Of the 11 goals Janet has scored this season, 10 are of equal quality. In that statistic, he ranks first among rookies, ahead of Raymond, Darren, Dawson Mercer, Anton Lendl and Vasily Podkirzin. Despite leading all rookies in goals and fourth in scoring, Janet’s power game time was just 0:23. By contrast, Seid led all rookies in this area with 2:47, while Raymond averaged 2:42. All three players before Jean Nott averaged two minutes or more of power hockey. However, one of the things that none of these players have a chance to surpass Jean Nott is their ability to use their punches when the team needs a spark or needs revenge.
Meanwhile, Jean Nott has an average of 2 minutes and 25 seconds of vacancy on the ice, fourth among rookies. The natural ability to let Nott use his body to separate players from the puck or block shots, combined with his focus when using his club to take away the passing lane, makes him one of the better penalty shooters in the league.
Don’t let us start at the beginning of the zone.
While these are January 5 statistics, the numbers still tell a story worth uncovering.

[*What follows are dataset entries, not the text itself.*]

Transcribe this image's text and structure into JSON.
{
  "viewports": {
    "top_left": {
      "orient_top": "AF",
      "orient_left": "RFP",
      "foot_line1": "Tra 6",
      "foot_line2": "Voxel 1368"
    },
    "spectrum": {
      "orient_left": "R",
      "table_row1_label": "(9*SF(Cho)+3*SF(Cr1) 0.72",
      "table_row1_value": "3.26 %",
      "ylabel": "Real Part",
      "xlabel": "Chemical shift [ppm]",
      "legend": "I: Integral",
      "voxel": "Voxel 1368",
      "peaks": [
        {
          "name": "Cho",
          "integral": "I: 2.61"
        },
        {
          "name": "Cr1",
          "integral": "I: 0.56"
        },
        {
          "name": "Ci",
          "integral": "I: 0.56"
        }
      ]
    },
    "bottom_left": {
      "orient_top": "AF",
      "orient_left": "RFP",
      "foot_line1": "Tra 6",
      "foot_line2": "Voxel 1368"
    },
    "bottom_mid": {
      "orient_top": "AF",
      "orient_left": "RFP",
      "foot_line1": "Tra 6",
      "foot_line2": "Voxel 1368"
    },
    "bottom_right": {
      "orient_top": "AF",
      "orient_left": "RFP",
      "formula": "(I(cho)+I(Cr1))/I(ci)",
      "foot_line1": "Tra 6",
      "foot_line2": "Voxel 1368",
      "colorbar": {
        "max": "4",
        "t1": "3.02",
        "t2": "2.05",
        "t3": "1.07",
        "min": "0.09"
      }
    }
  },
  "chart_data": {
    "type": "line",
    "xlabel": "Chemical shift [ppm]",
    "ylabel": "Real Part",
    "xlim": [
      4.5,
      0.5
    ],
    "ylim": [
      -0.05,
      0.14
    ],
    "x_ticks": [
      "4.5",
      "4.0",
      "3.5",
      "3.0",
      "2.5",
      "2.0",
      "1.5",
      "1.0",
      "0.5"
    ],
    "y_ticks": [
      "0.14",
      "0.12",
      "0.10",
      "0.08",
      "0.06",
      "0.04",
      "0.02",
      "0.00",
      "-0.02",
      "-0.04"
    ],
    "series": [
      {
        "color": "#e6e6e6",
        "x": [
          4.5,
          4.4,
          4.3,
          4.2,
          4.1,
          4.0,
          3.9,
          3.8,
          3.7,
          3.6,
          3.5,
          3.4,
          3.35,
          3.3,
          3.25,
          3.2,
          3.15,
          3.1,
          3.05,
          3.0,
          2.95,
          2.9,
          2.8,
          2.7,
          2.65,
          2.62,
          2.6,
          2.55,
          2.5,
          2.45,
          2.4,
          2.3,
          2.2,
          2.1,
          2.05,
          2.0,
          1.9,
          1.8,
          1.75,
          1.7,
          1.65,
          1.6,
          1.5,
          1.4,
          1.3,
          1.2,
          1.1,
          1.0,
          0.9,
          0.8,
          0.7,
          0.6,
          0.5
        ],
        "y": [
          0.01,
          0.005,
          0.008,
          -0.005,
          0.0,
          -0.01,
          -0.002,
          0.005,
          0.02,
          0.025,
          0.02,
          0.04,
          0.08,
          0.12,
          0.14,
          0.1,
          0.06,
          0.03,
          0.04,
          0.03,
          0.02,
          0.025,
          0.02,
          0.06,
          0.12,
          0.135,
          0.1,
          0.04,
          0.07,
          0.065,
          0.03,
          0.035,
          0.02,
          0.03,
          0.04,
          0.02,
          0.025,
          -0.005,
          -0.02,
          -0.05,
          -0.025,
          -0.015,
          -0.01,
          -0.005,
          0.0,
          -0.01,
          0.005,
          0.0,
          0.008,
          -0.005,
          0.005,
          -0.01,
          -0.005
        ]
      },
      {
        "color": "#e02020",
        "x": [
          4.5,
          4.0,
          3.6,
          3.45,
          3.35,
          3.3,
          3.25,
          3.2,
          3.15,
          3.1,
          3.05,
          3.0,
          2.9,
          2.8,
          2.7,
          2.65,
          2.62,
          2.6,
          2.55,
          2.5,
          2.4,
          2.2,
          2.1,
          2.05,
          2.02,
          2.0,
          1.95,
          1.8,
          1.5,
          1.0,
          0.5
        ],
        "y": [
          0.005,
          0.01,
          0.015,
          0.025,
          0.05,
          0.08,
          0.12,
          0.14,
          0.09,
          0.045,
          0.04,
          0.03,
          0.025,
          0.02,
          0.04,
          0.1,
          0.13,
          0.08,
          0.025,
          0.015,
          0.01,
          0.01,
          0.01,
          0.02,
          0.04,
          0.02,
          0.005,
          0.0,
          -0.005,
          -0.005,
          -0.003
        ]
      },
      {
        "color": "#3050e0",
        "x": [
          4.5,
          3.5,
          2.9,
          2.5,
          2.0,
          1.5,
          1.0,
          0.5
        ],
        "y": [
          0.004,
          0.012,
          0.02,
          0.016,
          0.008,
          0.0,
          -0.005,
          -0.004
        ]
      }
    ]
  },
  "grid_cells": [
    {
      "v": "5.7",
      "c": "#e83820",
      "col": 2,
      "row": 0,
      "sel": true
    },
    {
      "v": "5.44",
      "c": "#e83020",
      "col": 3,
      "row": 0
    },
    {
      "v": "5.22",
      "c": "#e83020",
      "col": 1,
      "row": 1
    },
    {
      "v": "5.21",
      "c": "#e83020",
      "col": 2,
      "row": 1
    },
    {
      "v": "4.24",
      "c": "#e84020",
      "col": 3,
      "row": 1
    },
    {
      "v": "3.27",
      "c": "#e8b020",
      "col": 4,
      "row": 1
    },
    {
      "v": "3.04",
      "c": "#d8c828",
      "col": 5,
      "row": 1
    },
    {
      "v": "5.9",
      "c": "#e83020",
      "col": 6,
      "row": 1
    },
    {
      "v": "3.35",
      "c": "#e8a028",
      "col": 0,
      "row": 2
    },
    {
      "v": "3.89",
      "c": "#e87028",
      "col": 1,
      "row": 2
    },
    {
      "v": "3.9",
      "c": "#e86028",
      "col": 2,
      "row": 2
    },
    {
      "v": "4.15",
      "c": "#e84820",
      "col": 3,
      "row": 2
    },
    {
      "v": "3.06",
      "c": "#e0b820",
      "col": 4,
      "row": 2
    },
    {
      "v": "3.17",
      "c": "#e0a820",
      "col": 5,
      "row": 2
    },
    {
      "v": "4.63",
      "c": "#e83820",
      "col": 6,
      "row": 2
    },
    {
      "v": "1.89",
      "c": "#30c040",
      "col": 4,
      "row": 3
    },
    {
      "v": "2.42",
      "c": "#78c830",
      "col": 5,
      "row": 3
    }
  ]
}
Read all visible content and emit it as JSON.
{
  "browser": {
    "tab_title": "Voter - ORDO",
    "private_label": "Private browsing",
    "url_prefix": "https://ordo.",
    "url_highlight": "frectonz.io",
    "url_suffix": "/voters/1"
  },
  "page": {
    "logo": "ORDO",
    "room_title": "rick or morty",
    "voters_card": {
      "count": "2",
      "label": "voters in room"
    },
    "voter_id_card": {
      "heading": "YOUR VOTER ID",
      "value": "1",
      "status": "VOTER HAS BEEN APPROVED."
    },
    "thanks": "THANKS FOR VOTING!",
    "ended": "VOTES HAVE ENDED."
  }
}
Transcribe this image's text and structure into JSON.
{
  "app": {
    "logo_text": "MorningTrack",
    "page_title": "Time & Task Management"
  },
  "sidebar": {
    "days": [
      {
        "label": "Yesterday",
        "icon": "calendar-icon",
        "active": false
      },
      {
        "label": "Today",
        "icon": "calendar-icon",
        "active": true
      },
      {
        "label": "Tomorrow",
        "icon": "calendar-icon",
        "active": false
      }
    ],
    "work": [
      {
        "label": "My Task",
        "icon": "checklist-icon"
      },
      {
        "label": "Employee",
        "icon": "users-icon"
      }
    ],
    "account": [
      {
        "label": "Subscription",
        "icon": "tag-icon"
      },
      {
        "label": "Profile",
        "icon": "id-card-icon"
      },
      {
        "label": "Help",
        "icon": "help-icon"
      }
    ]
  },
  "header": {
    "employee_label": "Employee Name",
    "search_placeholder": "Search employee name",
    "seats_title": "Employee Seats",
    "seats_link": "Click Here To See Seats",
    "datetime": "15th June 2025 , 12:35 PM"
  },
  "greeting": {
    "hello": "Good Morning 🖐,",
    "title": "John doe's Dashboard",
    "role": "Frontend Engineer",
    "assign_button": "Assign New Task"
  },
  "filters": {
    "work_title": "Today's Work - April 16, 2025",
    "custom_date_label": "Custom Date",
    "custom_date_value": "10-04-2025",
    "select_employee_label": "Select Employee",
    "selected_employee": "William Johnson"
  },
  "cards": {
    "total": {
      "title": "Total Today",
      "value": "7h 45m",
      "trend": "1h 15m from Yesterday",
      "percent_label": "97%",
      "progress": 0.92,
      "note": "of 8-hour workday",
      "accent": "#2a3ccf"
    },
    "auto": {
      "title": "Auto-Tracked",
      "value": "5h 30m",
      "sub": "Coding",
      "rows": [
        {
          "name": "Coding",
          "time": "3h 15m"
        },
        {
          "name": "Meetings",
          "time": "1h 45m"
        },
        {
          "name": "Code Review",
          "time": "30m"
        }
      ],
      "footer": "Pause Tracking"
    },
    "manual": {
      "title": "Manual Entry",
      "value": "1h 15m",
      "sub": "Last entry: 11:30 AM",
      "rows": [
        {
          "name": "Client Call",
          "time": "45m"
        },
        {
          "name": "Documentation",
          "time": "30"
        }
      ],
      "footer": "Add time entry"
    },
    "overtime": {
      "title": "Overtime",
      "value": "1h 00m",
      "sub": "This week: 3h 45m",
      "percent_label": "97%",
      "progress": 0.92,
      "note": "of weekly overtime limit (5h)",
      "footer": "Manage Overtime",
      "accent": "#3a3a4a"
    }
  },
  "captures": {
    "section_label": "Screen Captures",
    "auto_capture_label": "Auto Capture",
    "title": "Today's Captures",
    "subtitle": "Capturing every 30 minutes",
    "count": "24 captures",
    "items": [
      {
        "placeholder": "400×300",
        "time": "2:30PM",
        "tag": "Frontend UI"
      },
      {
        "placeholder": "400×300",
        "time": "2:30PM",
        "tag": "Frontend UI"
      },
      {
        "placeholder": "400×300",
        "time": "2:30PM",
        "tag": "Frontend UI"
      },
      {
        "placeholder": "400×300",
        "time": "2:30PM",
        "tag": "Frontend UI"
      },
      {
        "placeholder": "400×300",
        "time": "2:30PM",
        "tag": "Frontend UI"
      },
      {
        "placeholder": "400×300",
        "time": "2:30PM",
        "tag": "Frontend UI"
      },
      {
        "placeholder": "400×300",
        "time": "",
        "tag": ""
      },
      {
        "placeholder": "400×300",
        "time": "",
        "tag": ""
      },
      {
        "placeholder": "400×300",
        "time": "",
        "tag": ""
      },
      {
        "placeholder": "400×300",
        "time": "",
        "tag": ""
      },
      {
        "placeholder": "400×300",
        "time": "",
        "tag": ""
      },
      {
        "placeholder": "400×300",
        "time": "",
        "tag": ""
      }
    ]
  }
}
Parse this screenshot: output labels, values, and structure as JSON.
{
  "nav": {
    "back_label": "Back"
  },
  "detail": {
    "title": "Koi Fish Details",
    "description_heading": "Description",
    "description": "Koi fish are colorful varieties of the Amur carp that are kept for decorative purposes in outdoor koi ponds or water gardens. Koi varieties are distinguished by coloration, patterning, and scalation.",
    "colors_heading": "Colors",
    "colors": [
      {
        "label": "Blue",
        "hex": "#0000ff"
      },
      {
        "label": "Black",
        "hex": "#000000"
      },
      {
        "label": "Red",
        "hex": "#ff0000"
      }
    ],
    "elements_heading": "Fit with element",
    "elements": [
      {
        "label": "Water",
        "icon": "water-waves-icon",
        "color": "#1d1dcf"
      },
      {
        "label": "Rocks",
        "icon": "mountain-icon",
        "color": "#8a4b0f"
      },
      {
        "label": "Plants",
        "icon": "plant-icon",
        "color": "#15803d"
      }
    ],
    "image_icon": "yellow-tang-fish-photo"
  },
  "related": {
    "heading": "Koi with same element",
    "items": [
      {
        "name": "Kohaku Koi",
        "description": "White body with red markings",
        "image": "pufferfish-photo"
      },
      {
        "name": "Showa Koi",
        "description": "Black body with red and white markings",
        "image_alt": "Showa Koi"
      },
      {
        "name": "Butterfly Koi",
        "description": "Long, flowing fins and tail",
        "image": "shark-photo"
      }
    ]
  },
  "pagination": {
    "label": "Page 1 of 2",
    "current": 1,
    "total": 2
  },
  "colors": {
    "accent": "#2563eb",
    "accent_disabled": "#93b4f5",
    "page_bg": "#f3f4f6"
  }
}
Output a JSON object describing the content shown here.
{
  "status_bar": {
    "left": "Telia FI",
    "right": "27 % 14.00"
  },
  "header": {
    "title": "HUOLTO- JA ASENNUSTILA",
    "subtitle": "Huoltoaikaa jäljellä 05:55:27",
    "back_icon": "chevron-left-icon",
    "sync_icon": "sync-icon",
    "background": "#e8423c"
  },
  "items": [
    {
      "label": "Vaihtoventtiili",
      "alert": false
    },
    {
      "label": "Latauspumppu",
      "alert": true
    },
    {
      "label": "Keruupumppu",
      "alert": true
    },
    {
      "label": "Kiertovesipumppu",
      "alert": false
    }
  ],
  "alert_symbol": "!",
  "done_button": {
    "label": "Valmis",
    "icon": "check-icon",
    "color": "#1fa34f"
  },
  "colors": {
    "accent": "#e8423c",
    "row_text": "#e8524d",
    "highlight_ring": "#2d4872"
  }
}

Although he has made fewer than a quarter of his shifts in the defensive zone compared to the attacking zone, Jeanno is still at the top of the scoring charts. He averaged 15 minutes and 37 seconds of total time on the ice, 11th among all rookies, played in the third line with the Sissons and Trenin, and his game was eaten with some of their team’s best scoring producers Dropped the first 6 minutes.
Oh, and he leads all rookies and hits with 114. the second player, Martin Fehvari, already 90. Like we mentioned earlier, a true power forward is taking shape.
Still, Jeannot’s case will be a difficult argument compared to his rivals. While his offensive burst was impressive, his defense took a hit. Especially due to the high number of starts in the defensive zone, the quality of the game, facing better forwards and free throws, a situation that Jeannot could face if critics want to find a negative in his game.
In general, size always leans toward the leader in the stats category, and while we could consider Nott in the scoring department, his 20 percent field goal percentage is hard to maintain, so he maintains the scoring lead. Compared to guys like Raymond and Zegras, who both have plenty of time for power plays and Seider’s 20-plus-minute nightly main schedule, it seems only a matter of time before Jeannot loses control and falls behind one or two of these rookies. While a top 3 or top 5 finish is realistic, barring any major injury or pandemic deal keeping him on the fringes for an extended period of time, his participation in the Calder Trophy isn’t as appealing as some of the big names. force.
Top six forwards with gorgeous hands and great goals, defenders with high minutes and stats, and then Janet; a solid back six who can be a solid and reliable player , can score goals and throw slams and bigger punches. Is he guaranteed to be a Rookie of the Year finalist? No, but should he be considered? Absolutely. Among the top five rookies this season, he may be the only one to appear in the playoffs. An observation that is often overlooked when considering the value of players in individual awards.
Calder Trophy or not, one thing’s for sure, and that’s that Jeanneau has become a household name in the city of Nashville. A season that won’t be forgotten anytime soon, a season that fans across the league will recognize, and his career continues.
Covers the Nashville Predators. I work for a company called SPORTLOGiQ and have loved the game of hockey for over three years. I’m obsessed with advanced analytics and combine it with my love of vision testing – namely watching games (and I do!)